PHD3, a member of a family of Prolyl-4 Hydroxylase Domain (PHD) proteins, has long been considered a pro-apoptotic protein. Although the pro-apoptotic effect of PHD3 requires its prolyl hydroxylase activity, it may be independent of HIF-1α, the common substrate of PHDs. PHD3 is highly expressed in the heart, however, its role in cardiomyocyte apoptosis remains unclear. This study was undertaken to determine whether inhibition or depletion of PHD3 inhibits cardiomyocyte apoptosis and attenuates myocardial injury induced by ischemia-reperfusion (I/R). PHD3 knockout mice and littermate controls were subjected to left anterior descending (LAD) coronary artery ligation for 40. min followed by reperfusion. Histochemical analysis using Evan's Blue, triphenyl-tetrazolium chloride and TUNEL staining, demonstrated that myocardial injury and cardiomyocyte apoptosis induced I/R injury were significantly attenuated in PHD3 knockout mice. PHD3 knockout mice exhibited no changes in HIF-1α protein level, the expression of some HIF target genes or the myocardium capillary density at physiological condition. However, depletion of PHD3 further enhanced the induction of HIF-1α protein at hypoxic condition and increased expression of HIF-1α inhibited cardiomyocyte apoptosis induced by hypoxia. In addition, it has been demonstrated that PHD3 plays an important role in ATR/Chk1/p53 pathway. Consistently, a prolyl hydroxylase inhibitor or depletion of PHD3 significantly inhibits the activation of Chk1 and p53 in cardiomyocytes and the subsequent apoptosis induced by doxorubicin, hydrogen peroxide or hypoxia/reoxygenation. Taken together, these data suggest that depletion of PHD3 leads to increased stabilization of HIF-1α and inhibition of DNA damage response, both of which may contribute to the cardioprotective effect seen with depletion of PHD3.

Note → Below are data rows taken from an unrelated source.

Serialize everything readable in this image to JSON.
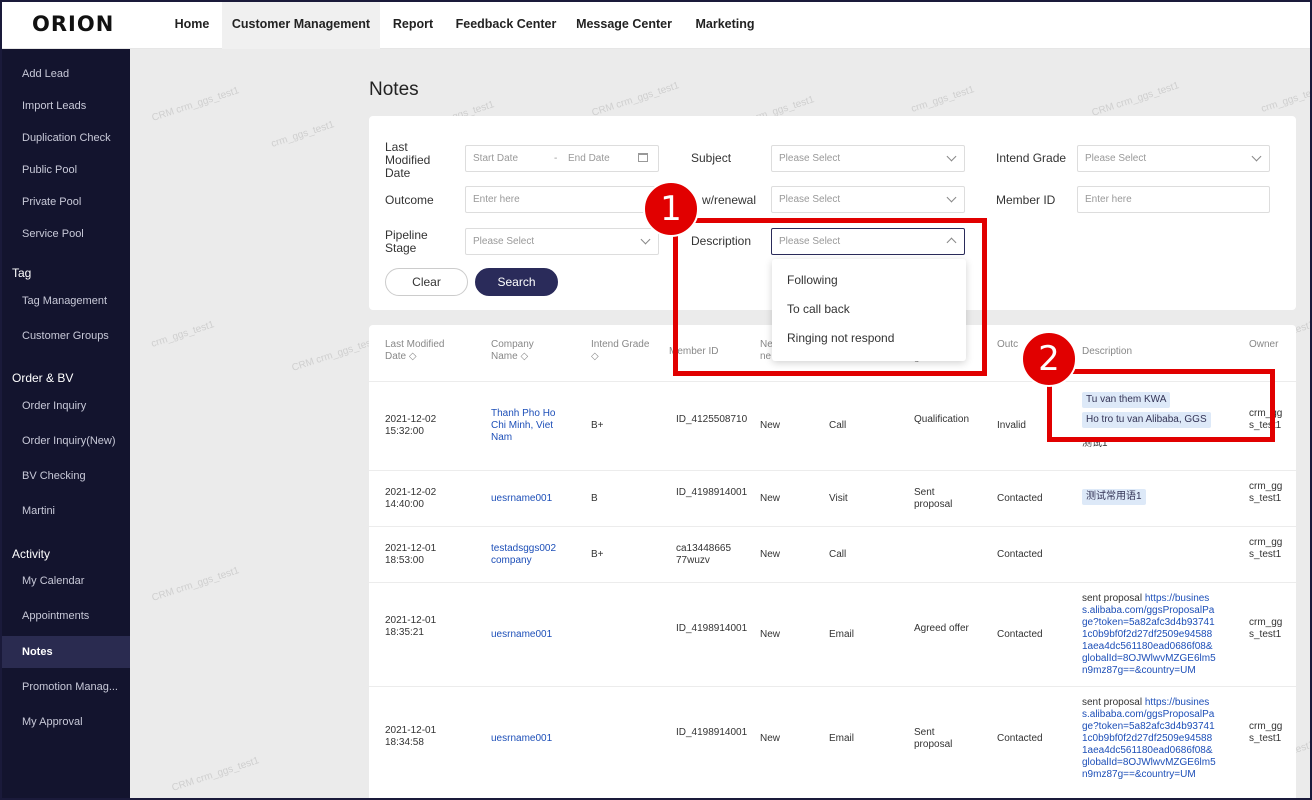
{
  "logo": "ORION",
  "nav": [
    "Home",
    "Customer Management",
    "Report",
    "Feedback Center",
    "Message Center",
    "Marketing"
  ],
  "sidebar": {
    "g1": [
      "Add Lead",
      "Import Leads",
      "Duplication Check",
      "Public Pool",
      "Private Pool",
      "Service Pool"
    ],
    "tag_head": "Tag",
    "tag_items": [
      "Tag Management",
      "Customer Groups"
    ],
    "order_head": "Order & BV",
    "order_items": [
      "Order Inquiry",
      "Order Inquiry(New)",
      "BV Checking",
      "Martini"
    ],
    "activity_head": "Activity",
    "activity_items": [
      "My Calendar",
      "Appointments",
      "Notes",
      "Promotion Manag...",
      "My Approval"
    ]
  },
  "watermark": "crm_ggs_test1",
  "watermark_short": "CRM",
  "page_title": "Notes",
  "filters": {
    "last_modified": "Last Modified Date",
    "start_ph": "Start Date",
    "end_ph": "End Date",
    "dash": "-",
    "subject": "Subject",
    "intend_grade": "Intend Grade",
    "outcome": "Outcome",
    "newrenewal": "w/renewal",
    "member_id": "Member ID",
    "pipeline": "Pipeline Stage",
    "description": "Description",
    "please_select": "Please Select",
    "enter_here": "Enter here",
    "clear": "Clear",
    "search": "Search"
  },
  "dropdown": [
    "Following",
    "To call back",
    "Ringing not respond"
  ],
  "columns": {
    "last_modified": "Last Modified Date",
    "company": "Company Name",
    "intend_grade": "Intend Grade",
    "member_id": "Member ID",
    "ne": "Ne ne",
    "ge": "ge",
    "outc": "Outc",
    "description": "Description",
    "owner": "Owner"
  },
  "rows": [
    {
      "date": "2021-12-02 15:32:00",
      "company": "Thanh Pho Ho Chi Minh, Viet Nam",
      "grade": "B+",
      "member": "ID_4125508710",
      "status": "New",
      "type": "Call",
      "stage": "Qualification",
      "outcome": "Invalid",
      "tags": [
        "Tu van them KWA",
        "Ho tro tu van Alibaba, GGS"
      ],
      "desc_text": "测试1",
      "owner": "crm_ggs_test1"
    },
    {
      "date": "2021-12-02 14:40:00",
      "company": "uesrname001",
      "grade": "B",
      "member": "ID_4198914001",
      "status": "New",
      "type": "Visit",
      "stage": "Sent proposal",
      "outcome": "Contacted",
      "tags": [
        "测试常用语1"
      ],
      "owner": "crm_ggs_test1"
    },
    {
      "date": "2021-12-01 18:53:00",
      "company": "testadsggs002 company",
      "grade": "B+",
      "member": "ca1344866577wuzv",
      "status": "New",
      "type": "Call",
      "stage": "",
      "outcome": "Contacted",
      "owner": "crm_ggs_test1"
    },
    {
      "date": "2021-12-01 18:35:21",
      "company": "uesrname001",
      "grade": "",
      "member": "ID_4198914001",
      "status": "New",
      "type": "Email",
      "stage": "Agreed offer",
      "outcome": "Contacted",
      "desc_prefix": "sent proposal",
      "desc_link": "https://business.alibaba.com/ggsProposalPage?token=5a82afc3d4b937411c0b9bf0f2d27df2509e945881aea4dc561180ead0686f08&globalId=8OJWlwvMZGE6lm5n9mz87g==&country=UM",
      "owner": "crm_ggs_test1"
    },
    {
      "date": "2021-12-01 18:34:58",
      "company": "uesrname001",
      "grade": "",
      "member": "ID_4198914001",
      "status": "New",
      "type": "Email",
      "stage": "Sent proposal",
      "outcome": "Contacted",
      "desc_prefix": "sent proposal",
      "desc_link": "https://business.alibaba.com/ggsProposalPage?token=5a82afc3d4b937411c0b9bf0f2d27df2509e945881aea4dc561180ead0686f08&globalId=8OJWlwvMZGE6lm5n9mz87g==&country=UM",
      "owner": "crm_ggs_test1"
    }
  ],
  "callouts": [
    "1",
    "2"
  ],
  "colors": {
    "sidebar": "#13142e",
    "accent": "#2a2b5a",
    "callout": "#e10000",
    "link": "#1d4fb8"
  }
}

- DNA damage response
- Hypoxia inducible factor
- Oxidative stress
- Prolyl-4 hydroxylase domain protein
ASJC Scopus subject areas
- Molecular Biology
- Cardiology and Cardiovascular Medicine